Lab and field corrosion testing was completed on materials commonly used downhole in Steam Assisted Gravity Drainage (SAGD) to evaluate general corrosion rates, and how they vary with well depth, and operating environment to determine a dominating mechanism.
Lab testing utilized autoclaves to allow for corrosion rate and characterization measurements under controlled conditions. Field coupon testing consisted of installing corrosion coupons at various elevations in the annulus of a producing SAGD well. Corrosion rate analysis consisted of weight loss and various electrochemical measurement techniques, visual inspections, and x-ray diffraction analysis to determine scale compositions. Materials tested included various carbon steels, alone and in combination, as well as steels with hard facing and galvanized finishes.
Field coupons showed corrosion rates decreasing from 0.0178mm/y at the bottom of the well to 0.0145mm/y at higher well elevations. This corresponded to a decrease in iron sulfide scale content from the well bottom upwards. Based on the scales composition, operating conditions, and fluids present, it is likely that the scales were formed through the well-known solid-state reaction between aqueous H2S and the metal. High average corrosion rates of 0.263mm/y were measured in the lab, compared to a low 0.0183mm/y in field studies.

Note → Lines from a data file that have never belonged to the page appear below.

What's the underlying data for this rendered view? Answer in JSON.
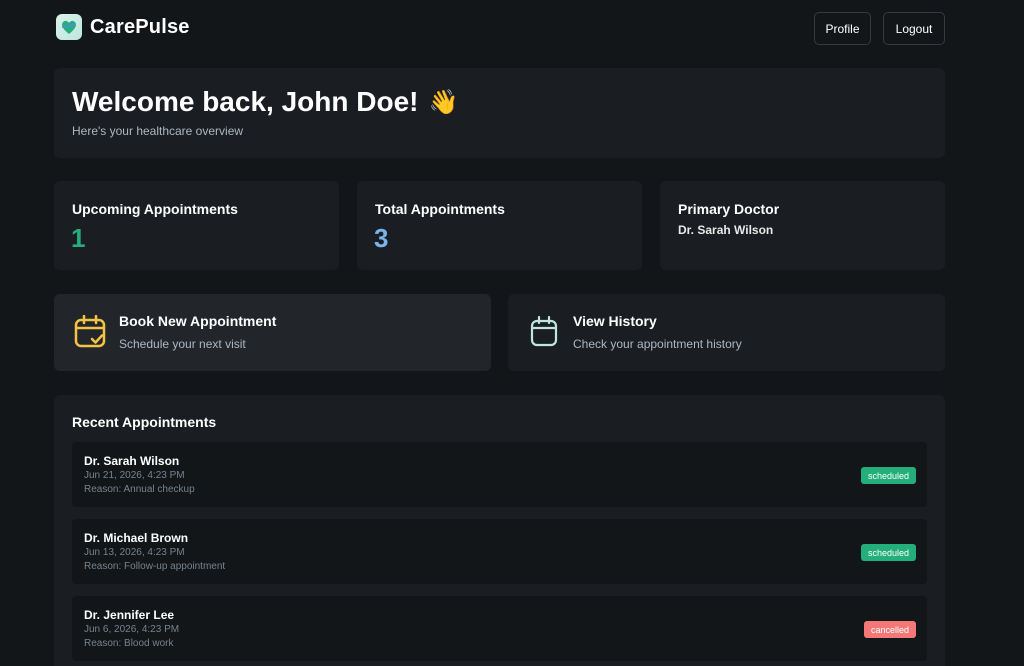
{
  "header": {
    "brand": "CarePulse",
    "profile_label": "Profile",
    "logout_label": "Logout"
  },
  "welcome": {
    "title": "Welcome back, John Doe!",
    "emoji": "👋",
    "subtitle": "Here's your healthcare overview"
  },
  "stats": [
    {
      "label": "Upcoming Appointments",
      "value": "1"
    },
    {
      "label": "Total Appointments",
      "value": "3"
    },
    {
      "label": "Primary Doctor",
      "value": "Dr. Sarah Wilson"
    }
  ],
  "actions": [
    {
      "title": "Book New Appointment",
      "subtitle": "Schedule your next visit",
      "icon": "calendar-check-icon"
    },
    {
      "title": "View History",
      "subtitle": "Check your appointment history",
      "icon": "calendar-icon"
    }
  ],
  "recent": {
    "title": "Recent Appointments",
    "items": [
      {
        "doctor": "Dr. Sarah Wilson",
        "date": "Jun 21, 2026, 4:23 PM",
        "reason": "Reason: Annual checkup",
        "status": "scheduled"
      },
      {
        "doctor": "Dr. Michael Brown",
        "date": "Jun 13, 2026, 4:23 PM",
        "reason": "Reason: Follow-up appointment",
        "status": "scheduled"
      },
      {
        "doctor": "Dr. Jennifer Lee",
        "date": "Jun 6, 2026, 4:23 PM",
        "reason": "Reason: Blood work",
        "status": "cancelled"
      }
    ]
  },
  "colors": {
    "background": "#131619",
    "card": "#1a1d21",
    "green": "#24ae7c",
    "blue": "#79b5ec",
    "red": "#f37877",
    "yellow": "#f5c344"
  }
}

Key words: SAGD, Corrosion, Well Integrity, Hydrogen Sulfide, Casing, Tubing, Operating, Aqueous